Mice were introduced to New Zealand in the early 19th century with European explorers and settlers. The Mus phylogroups currently known in New Zealand include Mus musculus domesticus, M. m. musculus, and M. m. castaneus. Each of these subspecies has a distinct distribution throughout the archipelago, with M. m. domesticus dominating the northern New Zealand ‘mainland’.
Past studies have shown habitat composition and co-existence with rats can significantly influence the activity and behaviour of house mice. Additionally, environmental events such as seed masting are known to provide abundant food resources that inflate house mouse density. Consequently, different habitats may promote variation in dietary components. Here I examined variation between house mice inhabiting five different forest environments across the North and South Islands. Significant variation in mandible shape and body size was found between all five forest populations. Annual rainfall was the most significant covariate with mandible shape. General variation in body size somewhat followed rising latitude, supporting the general ecological trend known as Bergmann’s rule. Habitat type, ambient temperature, and presence of rats were also significant predictors of body size under regression.

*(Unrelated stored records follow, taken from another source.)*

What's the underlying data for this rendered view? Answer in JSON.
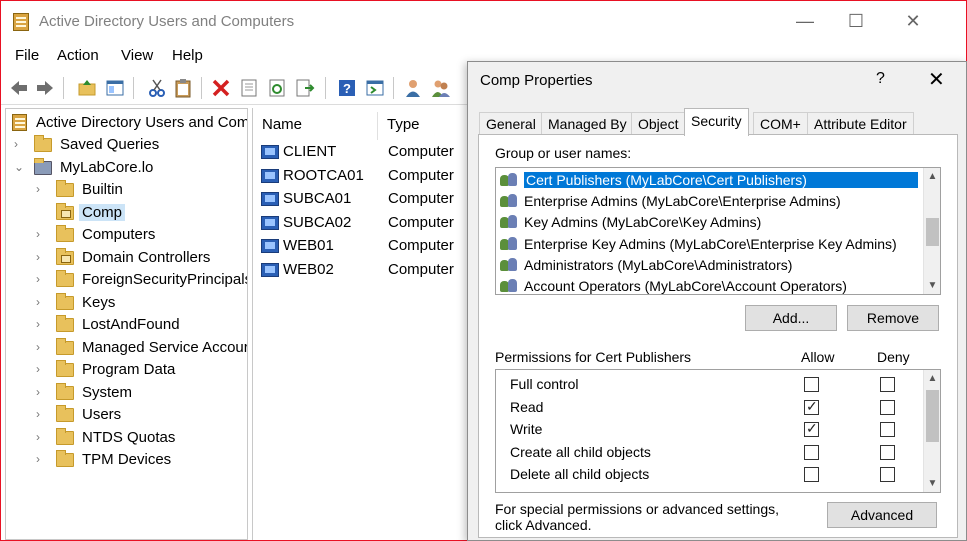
{
  "window": {
    "title": "Active Directory Users and Computers",
    "minimize": "—",
    "maximize": "☐",
    "close": "✕"
  },
  "menu": [
    "File",
    "Action",
    "View",
    "Help"
  ],
  "toolbar": {
    "icons": [
      "back-arrow-icon",
      "forward-arrow-icon",
      "up-folder-icon",
      "show-hide-tree-icon",
      "cut-icon",
      "clipboard-icon",
      "delete-icon",
      "properties-icon",
      "refresh-icon",
      "export-list-icon",
      "help-icon",
      "console-icon",
      "user-icon",
      "users-icon"
    ]
  },
  "tree": {
    "root": "Active Directory Users and Com",
    "items": [
      {
        "label": "Saved Queries",
        "level": 1,
        "expander": "›"
      },
      {
        "label": "MyLabCore.lo",
        "level": 1,
        "expander": "⌄"
      },
      {
        "label": "Builtin",
        "level": 2,
        "expander": "›"
      },
      {
        "label": "Comp",
        "level": 2,
        "expander": "",
        "selected": true
      },
      {
        "label": "Computers",
        "level": 2,
        "expander": "›"
      },
      {
        "label": "Domain Controllers",
        "level": 2,
        "expander": "›"
      },
      {
        "label": "ForeignSecurityPrincipals",
        "level": 2,
        "expander": "›"
      },
      {
        "label": "Keys",
        "level": 2,
        "expander": "›"
      },
      {
        "label": "LostAndFound",
        "level": 2,
        "expander": "›"
      },
      {
        "label": "Managed Service Accour",
        "level": 2,
        "expander": "›"
      },
      {
        "label": "Program Data",
        "level": 2,
        "expander": "›"
      },
      {
        "label": "System",
        "level": 2,
        "expander": "›"
      },
      {
        "label": "Users",
        "level": 2,
        "expander": "›"
      },
      {
        "label": "NTDS Quotas",
        "level": 2,
        "expander": "›"
      },
      {
        "label": "TPM Devices",
        "level": 2,
        "expander": "›"
      }
    ]
  },
  "list": {
    "columns": [
      "Name",
      "Type"
    ],
    "rows": [
      {
        "name": "CLIENT",
        "type": "Computer"
      },
      {
        "name": "ROOTCA01",
        "type": "Computer"
      },
      {
        "name": "SUBCA01",
        "type": "Computer"
      },
      {
        "name": "SUBCA02",
        "type": "Computer"
      },
      {
        "name": "WEB01",
        "type": "Computer"
      },
      {
        "name": "WEB02",
        "type": "Computer"
      }
    ]
  },
  "dialog": {
    "title": "Comp Properties",
    "help": "?",
    "close": "✕",
    "tabs": [
      "General",
      "Managed By",
      "Object",
      "Security",
      "COM+",
      "Attribute Editor"
    ],
    "active_tab": "Security",
    "group_label": "Group or user names:",
    "groups": [
      "Cert Publishers (MyLabCore\\Cert Publishers)",
      "Enterprise Admins (MyLabCore\\Enterprise Admins)",
      "Key Admins (MyLabCore\\Key Admins)",
      "Enterprise Key Admins (MyLabCore\\Enterprise Key Admins)",
      "Administrators (MyLabCore\\Administrators)",
      "Account Operators (MyLabCore\\Account Operators)"
    ],
    "add_button": "Add...",
    "remove_button": "Remove",
    "permissions_label": "Permissions for Cert Publishers",
    "allow_label": "Allow",
    "deny_label": "Deny",
    "permissions": [
      {
        "name": "Full control",
        "allow": false,
        "deny": false
      },
      {
        "name": "Read",
        "allow": true,
        "deny": false
      },
      {
        "name": "Write",
        "allow": true,
        "deny": false
      },
      {
        "name": "Create all child objects",
        "allow": false,
        "deny": false
      },
      {
        "name": "Delete all child objects",
        "allow": false,
        "deny": false
      }
    ],
    "special_text": "For special permissions or advanced settings, click Advanced.",
    "advanced_button": "Advanced"
  },
  "colors": {
    "selection": "#0078d7",
    "tree_selection": "#cce4f7",
    "frame_border": "#e81123"
  }
}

Ecological complexity and biodiversity are known to vary with island size. Islands with greater landmass are associated with increased habitat and species diversity which support heightened competition and predation. Small mammals colonising diminutive, remote islands often experience ecological release from these interactions, leading to the largest cases of gigantism currently known. This study investigated variation between six populations of house mice on small, often very remote islands in the New Zealand archipelago. Significant variation in body size and mandible shape was found between all six populations, but again, rainfall was the most significant covariate with mandible shape. The general pattern in body size between island populations followed Bergmann’s rule, and is also consistent with previous studies that observe an inverse relationship between island size and body size, peaking at 50° latitudes. Ambient temperature, rainfall, and genetics were also significant predictors of body size.
Significant variation was also found between all New Zealand mouse populations compared with samples from Sydney. Australia. Sydney was an important shipping port during the settlement of New Zealand. Modern Sydney house mice are probably descendants of the original population from which northern New Zealand domesticus mice are derived. Sydney mandibles clustered with extreme examples of variation in New Zealand mouse mandible shapes on separate axes. Collectively, these studies describe significant variation between distinct house mouse populations of the New Zealand archipelago, and lay the foundations for further research in this area.||